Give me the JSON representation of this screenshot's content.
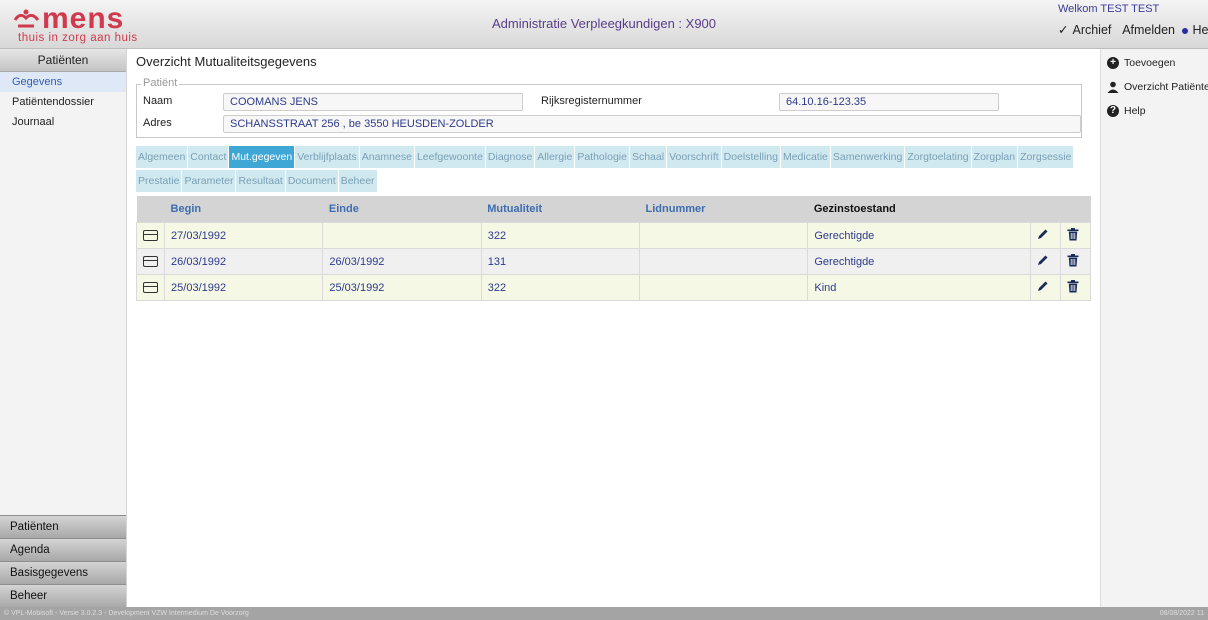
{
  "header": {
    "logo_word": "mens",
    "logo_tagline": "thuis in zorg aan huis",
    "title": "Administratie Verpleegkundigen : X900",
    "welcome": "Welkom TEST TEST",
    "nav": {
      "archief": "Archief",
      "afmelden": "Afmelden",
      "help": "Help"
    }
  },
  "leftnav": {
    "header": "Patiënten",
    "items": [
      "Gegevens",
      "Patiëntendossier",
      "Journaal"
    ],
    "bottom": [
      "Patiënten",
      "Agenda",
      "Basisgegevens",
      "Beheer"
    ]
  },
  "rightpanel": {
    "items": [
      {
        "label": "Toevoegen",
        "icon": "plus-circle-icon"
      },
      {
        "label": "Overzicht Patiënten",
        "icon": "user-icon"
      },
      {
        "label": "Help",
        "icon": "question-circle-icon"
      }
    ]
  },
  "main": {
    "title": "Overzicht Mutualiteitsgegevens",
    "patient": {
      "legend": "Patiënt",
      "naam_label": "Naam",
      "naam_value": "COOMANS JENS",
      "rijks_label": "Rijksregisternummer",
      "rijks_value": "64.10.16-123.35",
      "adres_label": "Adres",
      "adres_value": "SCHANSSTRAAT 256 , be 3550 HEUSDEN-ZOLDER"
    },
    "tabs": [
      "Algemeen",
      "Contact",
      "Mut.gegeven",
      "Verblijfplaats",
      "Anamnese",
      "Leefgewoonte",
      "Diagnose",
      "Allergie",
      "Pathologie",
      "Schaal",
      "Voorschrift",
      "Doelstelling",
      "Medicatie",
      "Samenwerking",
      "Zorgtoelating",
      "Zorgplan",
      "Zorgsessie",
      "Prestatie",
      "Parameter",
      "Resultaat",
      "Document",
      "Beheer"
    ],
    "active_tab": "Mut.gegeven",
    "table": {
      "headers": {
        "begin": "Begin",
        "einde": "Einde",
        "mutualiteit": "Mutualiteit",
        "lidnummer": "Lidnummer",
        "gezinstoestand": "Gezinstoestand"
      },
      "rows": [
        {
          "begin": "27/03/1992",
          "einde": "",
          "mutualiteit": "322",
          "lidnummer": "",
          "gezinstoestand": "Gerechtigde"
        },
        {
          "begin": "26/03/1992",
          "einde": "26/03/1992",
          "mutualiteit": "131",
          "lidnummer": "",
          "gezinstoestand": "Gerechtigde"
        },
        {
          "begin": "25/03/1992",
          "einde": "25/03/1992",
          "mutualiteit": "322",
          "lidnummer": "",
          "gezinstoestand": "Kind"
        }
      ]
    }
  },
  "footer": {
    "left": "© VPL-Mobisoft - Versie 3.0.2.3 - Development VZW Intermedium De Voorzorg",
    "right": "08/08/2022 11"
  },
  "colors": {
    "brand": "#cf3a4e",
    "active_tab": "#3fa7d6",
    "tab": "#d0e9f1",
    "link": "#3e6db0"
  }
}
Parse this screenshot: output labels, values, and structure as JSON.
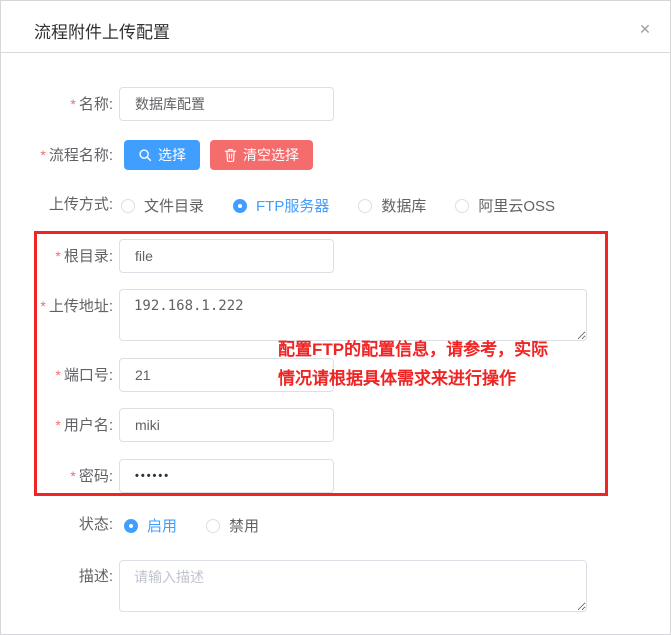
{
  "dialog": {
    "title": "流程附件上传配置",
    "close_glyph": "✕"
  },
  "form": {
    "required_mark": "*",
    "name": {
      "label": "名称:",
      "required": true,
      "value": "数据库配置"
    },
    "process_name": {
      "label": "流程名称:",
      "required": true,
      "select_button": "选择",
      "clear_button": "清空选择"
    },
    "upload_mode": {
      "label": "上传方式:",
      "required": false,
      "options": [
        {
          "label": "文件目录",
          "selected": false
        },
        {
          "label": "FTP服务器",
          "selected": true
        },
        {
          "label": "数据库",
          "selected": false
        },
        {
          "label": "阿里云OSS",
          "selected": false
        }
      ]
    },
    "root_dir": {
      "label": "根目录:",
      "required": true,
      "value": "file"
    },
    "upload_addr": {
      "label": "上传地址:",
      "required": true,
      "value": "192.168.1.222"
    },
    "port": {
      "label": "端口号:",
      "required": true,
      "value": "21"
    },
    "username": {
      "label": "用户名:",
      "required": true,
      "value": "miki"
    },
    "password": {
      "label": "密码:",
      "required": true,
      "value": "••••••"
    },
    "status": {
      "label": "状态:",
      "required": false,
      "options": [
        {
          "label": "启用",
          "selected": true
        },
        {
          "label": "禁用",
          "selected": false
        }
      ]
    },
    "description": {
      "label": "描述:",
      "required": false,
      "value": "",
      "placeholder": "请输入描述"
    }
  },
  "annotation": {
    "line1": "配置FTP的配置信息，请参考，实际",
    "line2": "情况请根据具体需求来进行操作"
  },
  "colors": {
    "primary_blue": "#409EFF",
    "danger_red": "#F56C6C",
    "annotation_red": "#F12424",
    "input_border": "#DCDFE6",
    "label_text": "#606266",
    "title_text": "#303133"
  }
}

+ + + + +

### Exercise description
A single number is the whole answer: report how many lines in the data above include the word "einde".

### Output for this exercise
4